→ **HOW TO COMPLETE THIS TASK**
Please give the records below again in full, exactly, with the images left out.
Start of EXTRACTED RECORDS
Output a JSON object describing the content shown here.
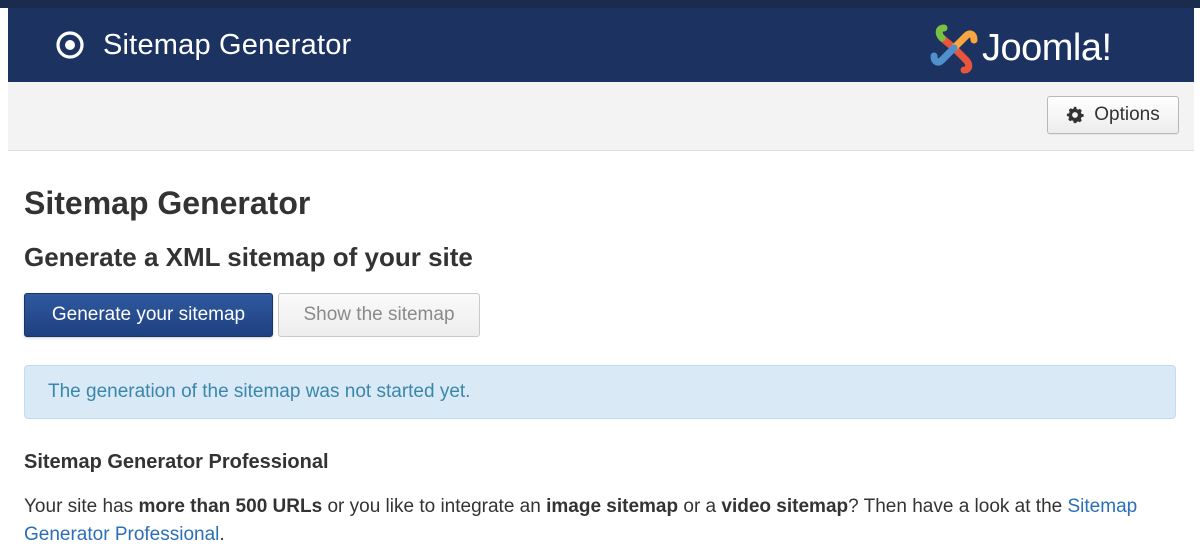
{
  "header": {
    "title": "Sitemap Generator",
    "logo_text": "Joomla!",
    "icon": "target-circle-icon",
    "background": "#1c3361"
  },
  "toolbar": {
    "options_label": "Options",
    "options_icon": "gear-icon"
  },
  "main": {
    "page_title": "Sitemap Generator",
    "subtitle": "Generate a XML sitemap of your site",
    "generate_button": "Generate your sitemap",
    "show_button": "Show the sitemap",
    "status_message": "The generation of the sitemap was not started yet.",
    "pro_heading": "Sitemap Generator Professional",
    "pro_text": {
      "part1": "Your site has ",
      "bold1": "more than 500 URLs",
      "part2": " or you like to integrate an ",
      "bold2": "image sitemap",
      "part3": " or a ",
      "bold3": "video sitemap",
      "part4": "? Then have a look at the ",
      "link": "Sitemap Generator Professional",
      "part5": "."
    }
  },
  "colors": {
    "primary": "#1e4080",
    "info_bg": "#d9e9f6",
    "info_text": "#3a87ad",
    "link": "#2a6fb7"
  }
}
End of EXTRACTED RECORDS
→ **PROBLEM SOLUTION**
Output a JSON object describing the content shown here.
{
  "header": {
    "title": "Sitemap Generator",
    "logo_text": "Joomla!",
    "icon": "target-circle-icon",
    "background": "#1c3361"
  },
  "toolbar": {
    "options_label": "Options",
    "options_icon": "gear-icon"
  },
  "main": {
    "page_title": "Sitemap Generator",
    "subtitle": "Generate a XML sitemap of your site",
    "generate_button": "Generate your sitemap",
    "show_button": "Show the sitemap",
    "status_message": "The generation of the sitemap was not started yet.",
    "pro_heading": "Sitemap Generator Professional",
    "pro_text": {
      "part1": "Your site has ",
      "bold1": "more than 500 URLs",
      "part2": " or you like to integrate an ",
      "bold2": "image sitemap",
      "part3": " or a ",
      "bold3": "video sitemap",
      "part4": "? Then have a look at the ",
      "link": "Sitemap Generator Professional",
      "part5": "."
    }
  },
  "colors": {
    "primary": "#1e4080",
    "info_bg": "#d9e9f6",
    "info_text": "#3a87ad",
    "link": "#2a6fb7"
  }
}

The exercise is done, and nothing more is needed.